We will continue to delicately chase these payments and see where it gets us.
In the most, tenants have been making contact, explaining their situation and appear to be genuinely applying for the help they’re entitled to. That will take time to filter back to us.
Student landlords are being massively impacted – probably more than most. Since schools and colleges have closed, many students have gone back home and don’t intend to return. As such, they are not wanting to pay the rent for the remainder of their term.
We heard today from a subscriber that there are even groups being set up demanding accommodation providers to cancel rents and release students from contracts!
For the avoidance of any doubt, rents remain payable and contracts remain enforceable during this time. These groups may only end up pushing the rent liability onto guarantors as most students will have alongside their tenancies.
You can see the latest government guidance for landlords and tenants here which says at para 1.1:
As a tenant, should I stop paying rent during the outbreak?
Tenants should continue to pay rent and abide by all other terms of their tenancy agreement to the best of their ability. The government has a strong package of financial support available to tenants, and where they can pay the rent as normal, they should do. Tenants who are unable to do so should speak to their landlord at the earliest opportunity.

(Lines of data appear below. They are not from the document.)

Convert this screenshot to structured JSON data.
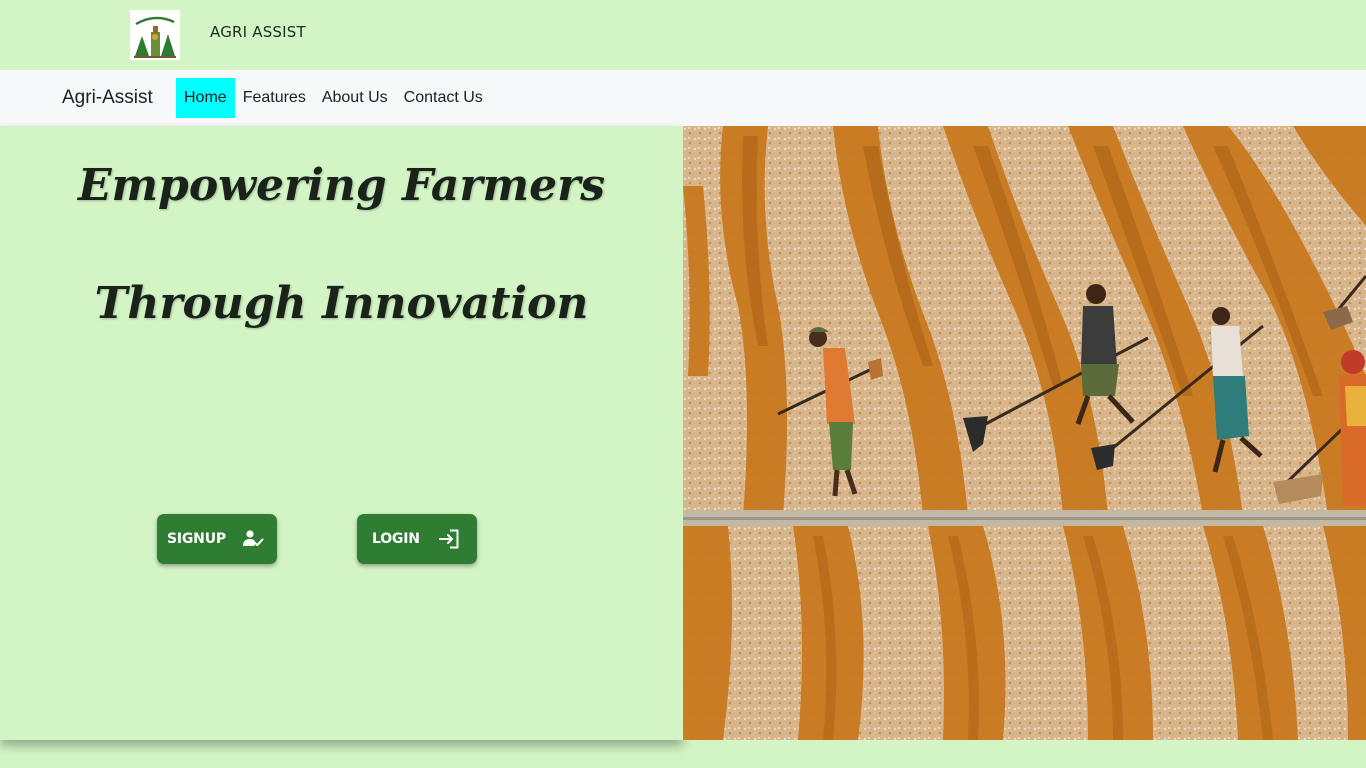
{
  "header": {
    "logo_text": "Agri Assist",
    "title": "AGRI ASSIST"
  },
  "navbar": {
    "brand": "Agri-Assist",
    "links": [
      {
        "label": "Home",
        "active": true
      },
      {
        "label": "Features",
        "active": false
      },
      {
        "label": "About Us",
        "active": false
      },
      {
        "label": "Contact Us",
        "active": false
      }
    ]
  },
  "hero": {
    "headline_line1": "Empowering Farmers",
    "headline_line2": "Through Innovation",
    "signup_label": "SIGNUP",
    "signup_icon": "user-check-icon",
    "login_label": "LOGIN",
    "login_icon": "login-icon",
    "image_subject": "farmers raking grain drying in rows"
  },
  "colors": {
    "page_background": "#d3f5c6",
    "navbar_background": "#f7f8fa",
    "active_nav": "#00ffff",
    "button": "#2e7d32",
    "grain": "#c07a2a"
  }
}
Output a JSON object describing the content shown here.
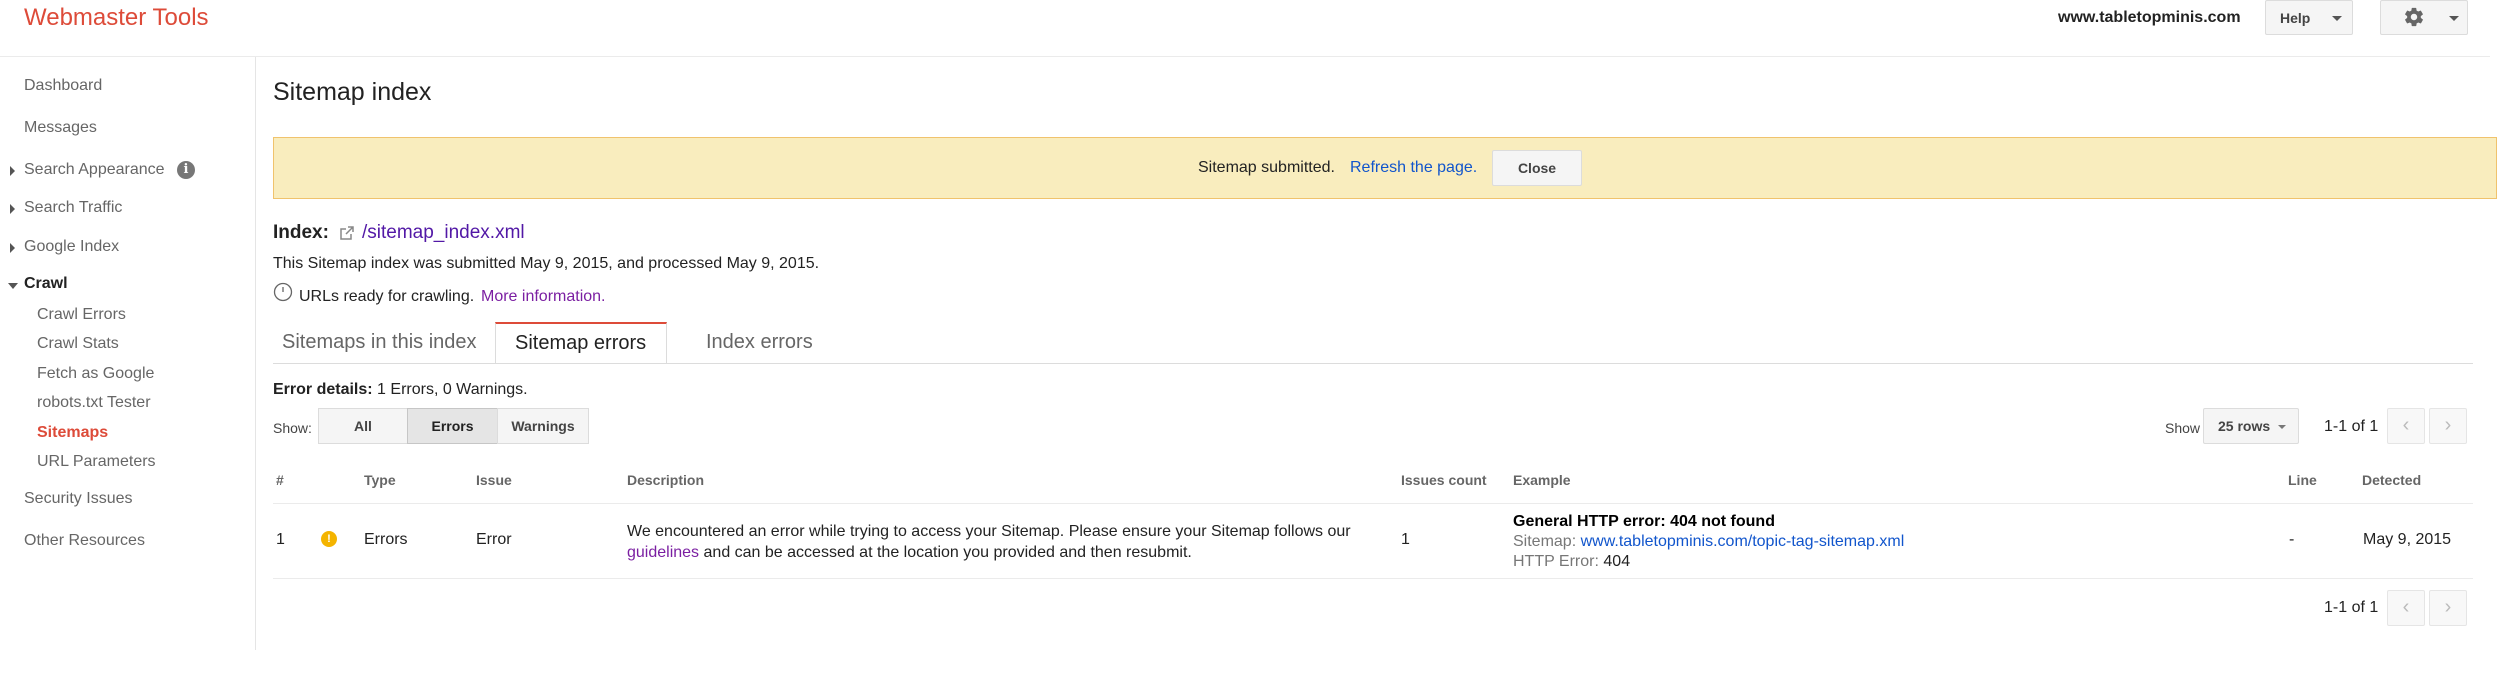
{
  "header": {
    "logo": "Webmaster Tools",
    "site": "www.tabletopminis.com",
    "help_label": "Help"
  },
  "sidebar": {
    "dashboard": "Dashboard",
    "messages": "Messages",
    "search_appearance": "Search Appearance",
    "search_traffic": "Search Traffic",
    "google_index": "Google Index",
    "crawl": "Crawl",
    "crawl_items": [
      "Crawl Errors",
      "Crawl Stats",
      "Fetch as Google",
      "robots.txt Tester",
      "Sitemaps",
      "URL Parameters"
    ],
    "security_issues": "Security Issues",
    "other_resources": "Other Resources"
  },
  "main": {
    "title": "Sitemap index",
    "banner": {
      "text": "Sitemap submitted.",
      "link": "Refresh the page.",
      "close": "Close"
    },
    "index_label": "Index:",
    "index_link": "/sitemap_index.xml",
    "submitted_text": "This Sitemap index was submitted May 9, 2015, and processed May 9, 2015.",
    "urls_text": "URLs ready for crawling.",
    "urls_link": "More information.",
    "tabs": [
      "Sitemaps in this index",
      "Sitemap errors",
      "Index errors"
    ],
    "error_details_label": "Error details:",
    "error_details_value": "1 Errors, 0 Warnings.",
    "show_label": "Show:",
    "filters": [
      "All",
      "Errors",
      "Warnings"
    ],
    "rows_show_label": "Show",
    "rows_value": "25 rows",
    "pager_text": "1-1 of 1"
  },
  "table": {
    "headers": [
      "#",
      "Type",
      "Issue",
      "Description",
      "Issues count",
      "Example",
      "Line",
      "Detected"
    ],
    "row": {
      "num": "1",
      "type": "Errors",
      "issue": "Error",
      "desc_before": "We encountered an error while trying to access your Sitemap. Please ensure your Sitemap follows our",
      "desc_link": "guidelines",
      "desc_after": "and can be accessed at the location you provided and then resubmit.",
      "count": "1",
      "example_title": "General HTTP error: 404 not found",
      "example_sitemap_label": "Sitemap:",
      "example_sitemap_url": "www.tabletopminis.com/topic-tag-sitemap.xml",
      "example_http_label": "HTTP Error:",
      "example_http_value": "404",
      "line": "-",
      "detected": "May 9, 2015"
    }
  },
  "colors": {
    "brand_red": "#dd4b39",
    "banner_bg": "#f9edbe",
    "link_blue": "#1155cc",
    "link_purple": "#7b1fa2",
    "warning": "#f4b400"
  }
}
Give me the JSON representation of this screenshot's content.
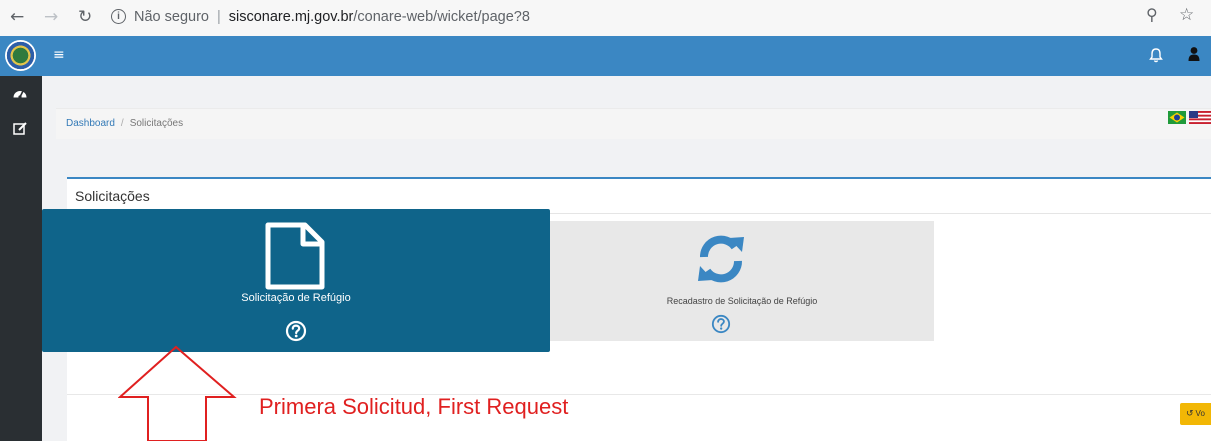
{
  "browser": {
    "back_icon": "arrow-left-icon",
    "forward_icon": "arrow-right-icon",
    "reload_icon": "reload-icon",
    "security_text": "Não seguro",
    "url_host": "sisconare.mj.gov.br",
    "url_path": "/conare-web/wicket/page?8",
    "zoom_icon": "zoom-icon",
    "bookmark_icon": "star-icon"
  },
  "appbar": {
    "color": "#3b87c3",
    "menu_icon": "hamburger-icon",
    "notification_icon": "bell-icon",
    "user_icon": "user-icon"
  },
  "sidebar": {
    "color": "#2a2f33",
    "items": [
      {
        "icon": "dashboard-icon"
      },
      {
        "icon": "edit-icon"
      }
    ]
  },
  "breadcrumb": {
    "items": [
      "Dashboard",
      "Solicitações"
    ],
    "languages": [
      "pt-BR",
      "en-US"
    ]
  },
  "panel": {
    "title": "Solicitações",
    "accent": "#3b87c3"
  },
  "tiles": [
    {
      "label": "Solicitação de Refúgio",
      "icon": "document-icon",
      "help_icon": "question-circle-icon",
      "color": "#0f648a"
    },
    {
      "label": "Recadastro de Solicitação de Refúgio",
      "icon": "sync-icon",
      "help_icon": "question-circle-icon",
      "color": "#e8e8e8"
    }
  ],
  "annotation": {
    "text": "Primera Solicitud, First Request",
    "color": "#e02020"
  },
  "back_button": {
    "label": "Vo",
    "icon": "undo-icon",
    "color": "#f2b705"
  }
}
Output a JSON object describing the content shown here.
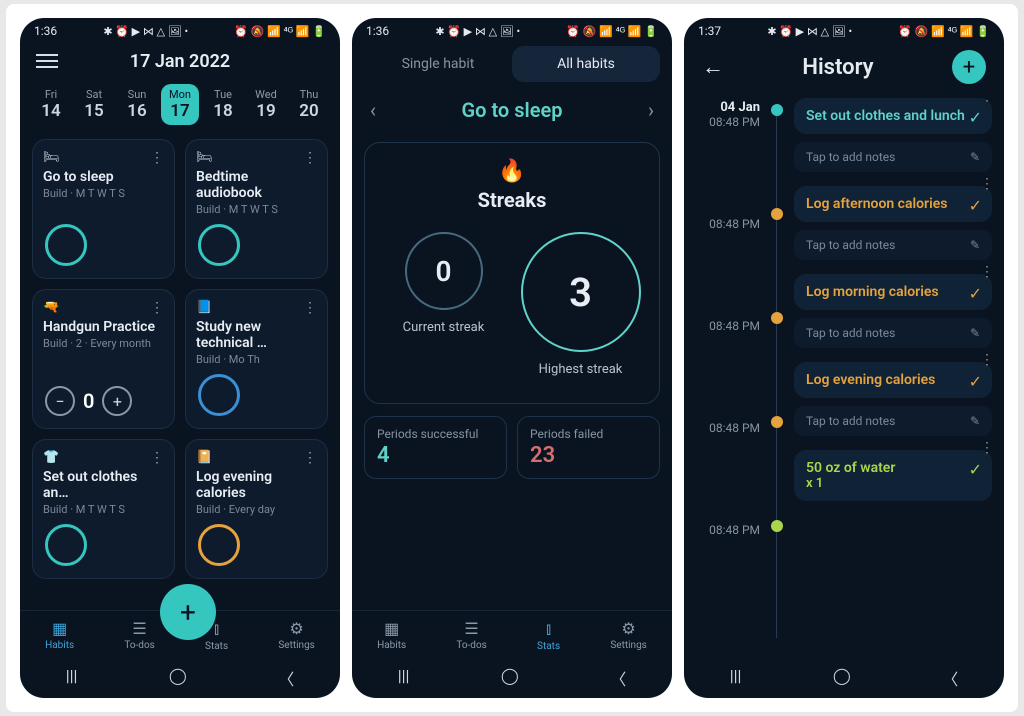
{
  "statusbar": {
    "time1": "1:36",
    "time2": "1:36",
    "time3": "1:37",
    "icons_left": "✱ ⏰ ▶ ⋈ △ 🖼 •",
    "icons_right": "⏰ 🔕 📶 ⁴ᴳ 📶 🔋"
  },
  "p1": {
    "title": "17 Jan 2022",
    "days": [
      {
        "name": "Fri",
        "num": "14"
      },
      {
        "name": "Sat",
        "num": "15"
      },
      {
        "name": "Sun",
        "num": "16"
      },
      {
        "name": "Mon",
        "num": "17",
        "active": true
      },
      {
        "name": "Tue",
        "num": "18"
      },
      {
        "name": "Wed",
        "num": "19"
      },
      {
        "name": "Thu",
        "num": "20"
      }
    ],
    "cards": [
      {
        "emoji": "🛏",
        "name": "Go to sleep",
        "meta": "Build · M T W T S",
        "ring": "teal"
      },
      {
        "emoji": "🛏",
        "name": "Bedtime audiobook",
        "meta": "Build · M T W T S",
        "ring": "teal"
      },
      {
        "emoji": "🔫",
        "name": "Handgun Practice",
        "meta": "Build · 2 · Every month",
        "stepper": true,
        "val": "0"
      },
      {
        "emoji": "📘",
        "name": "Study new technical …",
        "meta": "Build · Mo Th",
        "ring": "blue"
      },
      {
        "emoji": "👕",
        "name": "Set out clothes an…",
        "meta": "Build · M T W T S",
        "ring": "teal"
      },
      {
        "emoji": "📔",
        "name": "Log evening calories",
        "meta": "Build · Every day",
        "ring": "orange"
      }
    ],
    "nav": [
      "Habits",
      "To-dos",
      "Stats",
      "Settings"
    ],
    "navicons": [
      "▦",
      "☰",
      "⫾",
      "⚙"
    ]
  },
  "p2": {
    "tabs": [
      "Single habit",
      "All habits"
    ],
    "habit": "Go to sleep",
    "streaks_title": "Streaks",
    "current": "0",
    "highest": "3",
    "current_lbl": "Current streak",
    "highest_lbl": "Highest streak",
    "success_lbl": "Periods successful",
    "success_val": "4",
    "fail_lbl": "Periods failed",
    "fail_val": "23",
    "nav": [
      "Habits",
      "To-dos",
      "Stats",
      "Settings"
    ],
    "navicons": [
      "▦",
      "☰",
      "⫾",
      "⚙"
    ]
  },
  "p3": {
    "title": "History",
    "date": "04 Jan",
    "entries": [
      {
        "time": "08:48 PM",
        "name": "Set out clothes and lunch",
        "color": "teal",
        "dot": "#36c6c0"
      },
      {
        "time": "08:48 PM",
        "name": "Log afternoon calories",
        "color": "orange",
        "dot": "#e6a23c"
      },
      {
        "time": "08:48 PM",
        "name": "Log morning calories",
        "color": "orange",
        "dot": "#e6a23c"
      },
      {
        "time": "08:48 PM",
        "name": "Log evening calories",
        "color": "orange",
        "dot": "#e6a23c"
      },
      {
        "time": "08:48 PM",
        "name": "50 oz of water",
        "sub": "x 1",
        "color": "lime",
        "dot": "#a8d64a"
      }
    ],
    "notes_ph": "Tap to add notes"
  }
}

There’s loads of information about rent payments on the coronavirus hub so we won’t repeat anymore of that here. We have also recently produced some templates to provide inspiration when replying to tenants. A new template was added today.
The question of gas safety records and other legal obligations continue. Again, we are unique in the sense not only can we not shut down even if we wanted to but, we also have to continue with all legal obligations.
We asked our engineer if willing to do some upcoming gas safety records and although he hasn’t refused yet, he replied:
… Only thing that worries me is going in and out of numerous houses per day , not just me getting it and fetching it home but spreading it from house to house. Seems mental really. Gas Safe have issued a statement but kept very quiet , and they’ve cancelled all their own inspections …
This is absolutely the point. It should not be the case that someone should have that level of anxiety and fear. All legally required routine inspections should be suspended for at least three months just like they have with some MOT’s.
Yesterday, we had a shower that stopped working and toilet not flushing in separate properties. Both had to be attended to which was done (thanks to Toolstation for remaining open!).
There is lots of guidance on our coronavirus hub about routine inspections so we won’t repeat here.
In conclusion, there’s going to be some really tough times ahead for both landlords and letting agents. Not that it helps in any way but you can be assured we’re all in the same position and we’re all suffering together with the rest of the industry.
Finally, we want to publicly give a shout out and huge thanks to all the key workers out there from doctors and nurses to the waste and recycling collectors. Unlike the rest of us who can remain cosy in our homes, they don’t really see any change and in fact they’ve got the busiest few weeks and months ahead of them.
We also think government has done a pretty good job so far. Yes, there’ll be mistakes and no doubt people will disagree with certain things (like the inspections) but taken as a whole and the speed at which all of this has happened, the sheer amount of guidance which has been issued to date along with everything they will be having to contend with is mighty impressive in our view.
To all key workers, subscribers and readers, keep safe and stay at home (apart from key workers of course who can’t).